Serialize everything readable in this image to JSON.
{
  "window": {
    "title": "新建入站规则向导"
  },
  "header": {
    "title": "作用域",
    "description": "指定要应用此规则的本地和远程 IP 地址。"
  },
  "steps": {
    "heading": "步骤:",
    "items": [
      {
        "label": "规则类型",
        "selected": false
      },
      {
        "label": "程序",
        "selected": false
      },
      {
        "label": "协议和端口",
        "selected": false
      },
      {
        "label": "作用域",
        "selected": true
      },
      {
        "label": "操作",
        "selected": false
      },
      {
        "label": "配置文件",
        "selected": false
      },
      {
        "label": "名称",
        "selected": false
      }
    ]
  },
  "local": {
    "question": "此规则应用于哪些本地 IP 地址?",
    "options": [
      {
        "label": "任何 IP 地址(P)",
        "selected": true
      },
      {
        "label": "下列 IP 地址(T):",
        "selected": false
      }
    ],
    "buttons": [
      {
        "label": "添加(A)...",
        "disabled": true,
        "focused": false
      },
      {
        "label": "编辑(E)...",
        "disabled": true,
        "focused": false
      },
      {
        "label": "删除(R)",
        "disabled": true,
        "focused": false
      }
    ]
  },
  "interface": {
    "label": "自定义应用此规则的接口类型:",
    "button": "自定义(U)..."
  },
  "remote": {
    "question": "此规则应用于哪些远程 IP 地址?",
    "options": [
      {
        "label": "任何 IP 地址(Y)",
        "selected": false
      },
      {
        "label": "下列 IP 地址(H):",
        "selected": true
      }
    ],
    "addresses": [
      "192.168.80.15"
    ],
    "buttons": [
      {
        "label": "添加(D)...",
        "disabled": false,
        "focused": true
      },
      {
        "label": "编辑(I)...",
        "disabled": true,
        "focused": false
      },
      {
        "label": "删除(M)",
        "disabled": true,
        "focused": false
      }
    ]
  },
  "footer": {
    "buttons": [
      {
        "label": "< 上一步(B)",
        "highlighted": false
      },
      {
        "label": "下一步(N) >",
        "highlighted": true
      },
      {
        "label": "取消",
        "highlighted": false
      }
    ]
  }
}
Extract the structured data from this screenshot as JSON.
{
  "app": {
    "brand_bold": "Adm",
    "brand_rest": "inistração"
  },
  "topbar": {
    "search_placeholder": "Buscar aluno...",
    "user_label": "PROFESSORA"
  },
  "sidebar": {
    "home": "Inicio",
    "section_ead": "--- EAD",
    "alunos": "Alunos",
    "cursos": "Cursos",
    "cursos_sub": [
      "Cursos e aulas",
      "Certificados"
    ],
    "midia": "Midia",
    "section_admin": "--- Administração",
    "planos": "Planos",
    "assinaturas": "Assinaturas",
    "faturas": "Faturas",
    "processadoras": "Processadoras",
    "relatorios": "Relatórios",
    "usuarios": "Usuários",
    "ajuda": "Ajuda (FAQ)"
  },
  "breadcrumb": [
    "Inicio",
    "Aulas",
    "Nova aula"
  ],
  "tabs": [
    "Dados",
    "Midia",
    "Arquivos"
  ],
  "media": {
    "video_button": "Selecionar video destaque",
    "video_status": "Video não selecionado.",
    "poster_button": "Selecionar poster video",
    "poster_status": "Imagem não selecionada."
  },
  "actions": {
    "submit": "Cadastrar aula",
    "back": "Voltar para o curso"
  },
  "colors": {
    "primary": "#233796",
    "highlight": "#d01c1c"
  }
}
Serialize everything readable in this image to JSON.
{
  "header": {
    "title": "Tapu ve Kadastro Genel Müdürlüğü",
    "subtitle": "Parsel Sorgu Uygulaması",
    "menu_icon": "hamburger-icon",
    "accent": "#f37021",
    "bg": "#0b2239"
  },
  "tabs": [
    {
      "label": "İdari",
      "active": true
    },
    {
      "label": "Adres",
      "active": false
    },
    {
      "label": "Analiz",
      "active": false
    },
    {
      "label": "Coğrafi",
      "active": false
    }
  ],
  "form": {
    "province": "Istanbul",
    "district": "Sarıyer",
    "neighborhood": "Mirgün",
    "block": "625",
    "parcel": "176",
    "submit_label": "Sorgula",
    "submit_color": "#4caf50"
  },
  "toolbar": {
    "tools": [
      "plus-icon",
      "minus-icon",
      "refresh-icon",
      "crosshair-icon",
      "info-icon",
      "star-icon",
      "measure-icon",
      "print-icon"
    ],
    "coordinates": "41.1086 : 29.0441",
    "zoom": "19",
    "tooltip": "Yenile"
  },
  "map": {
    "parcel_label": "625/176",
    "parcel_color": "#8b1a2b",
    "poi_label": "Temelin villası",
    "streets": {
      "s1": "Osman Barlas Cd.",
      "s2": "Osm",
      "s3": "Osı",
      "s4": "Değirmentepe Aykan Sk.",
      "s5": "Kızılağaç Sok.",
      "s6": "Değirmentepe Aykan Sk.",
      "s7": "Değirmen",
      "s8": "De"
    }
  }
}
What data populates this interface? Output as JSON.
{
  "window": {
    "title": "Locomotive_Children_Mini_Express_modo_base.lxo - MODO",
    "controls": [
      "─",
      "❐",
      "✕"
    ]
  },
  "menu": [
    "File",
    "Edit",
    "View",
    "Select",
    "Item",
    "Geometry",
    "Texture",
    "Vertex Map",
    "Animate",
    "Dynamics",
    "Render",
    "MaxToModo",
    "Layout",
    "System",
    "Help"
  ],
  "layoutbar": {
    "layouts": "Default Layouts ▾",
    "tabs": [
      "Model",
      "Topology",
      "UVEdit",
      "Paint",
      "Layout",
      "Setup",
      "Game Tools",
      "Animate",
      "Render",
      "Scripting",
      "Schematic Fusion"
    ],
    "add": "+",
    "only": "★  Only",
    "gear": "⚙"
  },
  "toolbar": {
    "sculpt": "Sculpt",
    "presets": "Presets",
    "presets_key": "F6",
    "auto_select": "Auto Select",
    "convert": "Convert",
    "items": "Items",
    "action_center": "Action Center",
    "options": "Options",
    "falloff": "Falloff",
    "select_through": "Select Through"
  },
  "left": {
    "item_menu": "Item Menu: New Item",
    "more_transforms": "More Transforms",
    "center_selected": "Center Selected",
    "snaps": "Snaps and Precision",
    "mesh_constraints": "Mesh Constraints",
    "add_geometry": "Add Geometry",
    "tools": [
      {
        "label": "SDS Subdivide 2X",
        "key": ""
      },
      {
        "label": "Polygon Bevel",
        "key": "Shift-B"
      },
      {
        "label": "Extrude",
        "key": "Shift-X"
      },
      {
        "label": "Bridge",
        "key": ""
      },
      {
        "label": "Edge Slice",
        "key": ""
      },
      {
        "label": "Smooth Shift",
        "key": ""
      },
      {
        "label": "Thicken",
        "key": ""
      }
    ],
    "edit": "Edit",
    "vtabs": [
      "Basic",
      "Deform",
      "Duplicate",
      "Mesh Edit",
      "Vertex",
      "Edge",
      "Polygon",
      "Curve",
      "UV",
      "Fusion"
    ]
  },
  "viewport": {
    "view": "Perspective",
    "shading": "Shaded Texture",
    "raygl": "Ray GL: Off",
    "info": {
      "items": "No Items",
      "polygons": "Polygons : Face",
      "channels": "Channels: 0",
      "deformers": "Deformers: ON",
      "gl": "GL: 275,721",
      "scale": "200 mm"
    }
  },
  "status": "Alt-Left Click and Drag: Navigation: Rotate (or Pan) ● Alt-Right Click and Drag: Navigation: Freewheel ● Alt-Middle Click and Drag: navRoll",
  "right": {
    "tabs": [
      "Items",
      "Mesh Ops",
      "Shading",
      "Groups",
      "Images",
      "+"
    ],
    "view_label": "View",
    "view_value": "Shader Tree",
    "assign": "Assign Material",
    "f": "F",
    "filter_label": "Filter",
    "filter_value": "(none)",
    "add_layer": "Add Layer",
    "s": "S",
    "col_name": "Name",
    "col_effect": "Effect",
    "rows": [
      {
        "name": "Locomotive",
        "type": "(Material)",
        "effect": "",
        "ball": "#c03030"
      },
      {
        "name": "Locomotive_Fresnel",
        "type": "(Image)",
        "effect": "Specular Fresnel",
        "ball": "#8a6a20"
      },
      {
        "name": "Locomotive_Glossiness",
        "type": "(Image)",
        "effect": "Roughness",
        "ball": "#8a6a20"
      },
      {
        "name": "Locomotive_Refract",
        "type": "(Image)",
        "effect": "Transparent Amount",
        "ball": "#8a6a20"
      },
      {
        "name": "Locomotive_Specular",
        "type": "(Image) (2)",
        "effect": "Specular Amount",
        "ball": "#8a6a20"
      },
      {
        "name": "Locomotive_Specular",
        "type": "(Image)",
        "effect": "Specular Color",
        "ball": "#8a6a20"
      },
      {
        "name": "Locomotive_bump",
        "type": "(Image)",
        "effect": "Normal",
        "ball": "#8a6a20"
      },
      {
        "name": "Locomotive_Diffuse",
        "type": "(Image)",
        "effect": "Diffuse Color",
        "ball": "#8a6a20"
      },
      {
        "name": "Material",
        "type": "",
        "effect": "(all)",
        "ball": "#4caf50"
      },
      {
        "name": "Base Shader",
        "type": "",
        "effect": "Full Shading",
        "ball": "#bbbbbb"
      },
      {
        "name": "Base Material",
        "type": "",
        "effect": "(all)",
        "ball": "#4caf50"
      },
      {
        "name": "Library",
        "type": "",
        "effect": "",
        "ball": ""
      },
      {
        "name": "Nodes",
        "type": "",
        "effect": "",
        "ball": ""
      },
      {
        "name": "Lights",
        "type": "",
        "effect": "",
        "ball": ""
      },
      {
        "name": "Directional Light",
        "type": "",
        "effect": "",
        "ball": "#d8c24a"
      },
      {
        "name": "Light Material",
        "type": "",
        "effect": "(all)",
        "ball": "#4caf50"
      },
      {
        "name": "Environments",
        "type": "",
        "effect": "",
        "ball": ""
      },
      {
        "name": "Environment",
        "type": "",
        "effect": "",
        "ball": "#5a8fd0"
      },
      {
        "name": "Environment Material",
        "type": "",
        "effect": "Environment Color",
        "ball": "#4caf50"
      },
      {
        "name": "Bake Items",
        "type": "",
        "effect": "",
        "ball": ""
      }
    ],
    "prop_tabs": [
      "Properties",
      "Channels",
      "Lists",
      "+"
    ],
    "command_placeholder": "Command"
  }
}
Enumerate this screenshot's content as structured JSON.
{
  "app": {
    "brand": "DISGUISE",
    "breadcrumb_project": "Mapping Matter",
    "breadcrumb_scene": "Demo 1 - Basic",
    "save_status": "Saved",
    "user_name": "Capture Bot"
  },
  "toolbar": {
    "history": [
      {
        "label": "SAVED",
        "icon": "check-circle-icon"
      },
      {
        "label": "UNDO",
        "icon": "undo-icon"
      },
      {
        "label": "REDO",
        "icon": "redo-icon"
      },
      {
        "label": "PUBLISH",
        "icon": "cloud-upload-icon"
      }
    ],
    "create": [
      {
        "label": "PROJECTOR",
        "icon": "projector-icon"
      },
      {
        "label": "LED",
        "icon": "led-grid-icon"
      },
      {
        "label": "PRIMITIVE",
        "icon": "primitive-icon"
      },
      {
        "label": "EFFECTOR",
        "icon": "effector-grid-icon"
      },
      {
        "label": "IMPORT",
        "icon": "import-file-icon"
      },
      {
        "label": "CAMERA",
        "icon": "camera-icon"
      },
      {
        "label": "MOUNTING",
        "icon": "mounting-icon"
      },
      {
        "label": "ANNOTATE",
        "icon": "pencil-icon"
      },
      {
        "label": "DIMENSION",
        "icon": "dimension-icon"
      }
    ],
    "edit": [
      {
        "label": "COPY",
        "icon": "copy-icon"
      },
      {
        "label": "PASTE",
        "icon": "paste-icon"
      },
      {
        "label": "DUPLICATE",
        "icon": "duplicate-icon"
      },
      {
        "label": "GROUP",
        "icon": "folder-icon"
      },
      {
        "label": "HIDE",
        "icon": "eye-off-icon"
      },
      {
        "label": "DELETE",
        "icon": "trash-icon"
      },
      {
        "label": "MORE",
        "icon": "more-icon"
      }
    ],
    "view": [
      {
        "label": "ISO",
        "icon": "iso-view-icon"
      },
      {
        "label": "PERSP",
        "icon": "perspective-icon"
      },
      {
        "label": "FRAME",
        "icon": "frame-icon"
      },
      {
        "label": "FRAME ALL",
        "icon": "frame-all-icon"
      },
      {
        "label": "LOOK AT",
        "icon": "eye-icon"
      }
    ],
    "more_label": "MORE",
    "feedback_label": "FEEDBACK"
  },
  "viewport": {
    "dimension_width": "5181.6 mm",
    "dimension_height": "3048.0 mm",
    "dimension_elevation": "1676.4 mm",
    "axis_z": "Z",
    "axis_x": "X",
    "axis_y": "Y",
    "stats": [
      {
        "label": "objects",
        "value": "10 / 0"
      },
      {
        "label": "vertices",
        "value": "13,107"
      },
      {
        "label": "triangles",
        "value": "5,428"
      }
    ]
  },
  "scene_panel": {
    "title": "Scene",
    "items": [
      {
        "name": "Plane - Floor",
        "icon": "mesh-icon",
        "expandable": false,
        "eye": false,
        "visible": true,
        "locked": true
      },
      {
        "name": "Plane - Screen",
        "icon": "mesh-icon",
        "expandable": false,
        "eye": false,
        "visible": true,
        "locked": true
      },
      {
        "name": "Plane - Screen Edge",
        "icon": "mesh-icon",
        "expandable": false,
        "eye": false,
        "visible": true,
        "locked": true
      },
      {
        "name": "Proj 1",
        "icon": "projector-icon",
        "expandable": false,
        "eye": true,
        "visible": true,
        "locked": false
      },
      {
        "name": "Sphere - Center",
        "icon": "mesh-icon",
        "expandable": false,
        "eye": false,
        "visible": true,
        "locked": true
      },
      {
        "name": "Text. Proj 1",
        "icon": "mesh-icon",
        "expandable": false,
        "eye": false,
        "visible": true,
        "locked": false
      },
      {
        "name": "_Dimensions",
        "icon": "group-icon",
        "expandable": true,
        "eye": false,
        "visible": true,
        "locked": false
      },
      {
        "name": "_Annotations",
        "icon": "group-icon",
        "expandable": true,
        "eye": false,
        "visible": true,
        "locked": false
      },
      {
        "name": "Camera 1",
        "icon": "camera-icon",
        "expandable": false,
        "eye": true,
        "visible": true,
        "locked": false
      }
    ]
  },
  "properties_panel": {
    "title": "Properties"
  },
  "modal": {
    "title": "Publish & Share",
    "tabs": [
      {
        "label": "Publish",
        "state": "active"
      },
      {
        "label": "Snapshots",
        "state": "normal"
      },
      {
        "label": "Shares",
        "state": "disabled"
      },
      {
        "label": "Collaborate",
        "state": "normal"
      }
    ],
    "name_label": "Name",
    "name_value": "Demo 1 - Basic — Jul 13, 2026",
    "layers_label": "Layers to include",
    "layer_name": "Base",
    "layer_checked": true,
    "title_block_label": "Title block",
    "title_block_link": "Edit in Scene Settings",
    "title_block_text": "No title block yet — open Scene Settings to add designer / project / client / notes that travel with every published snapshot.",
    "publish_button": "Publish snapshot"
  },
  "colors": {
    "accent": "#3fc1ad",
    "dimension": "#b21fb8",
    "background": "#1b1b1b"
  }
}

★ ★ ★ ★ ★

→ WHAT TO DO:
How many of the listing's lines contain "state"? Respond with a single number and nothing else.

→ SOLUTION TO THE PROBLEM:
4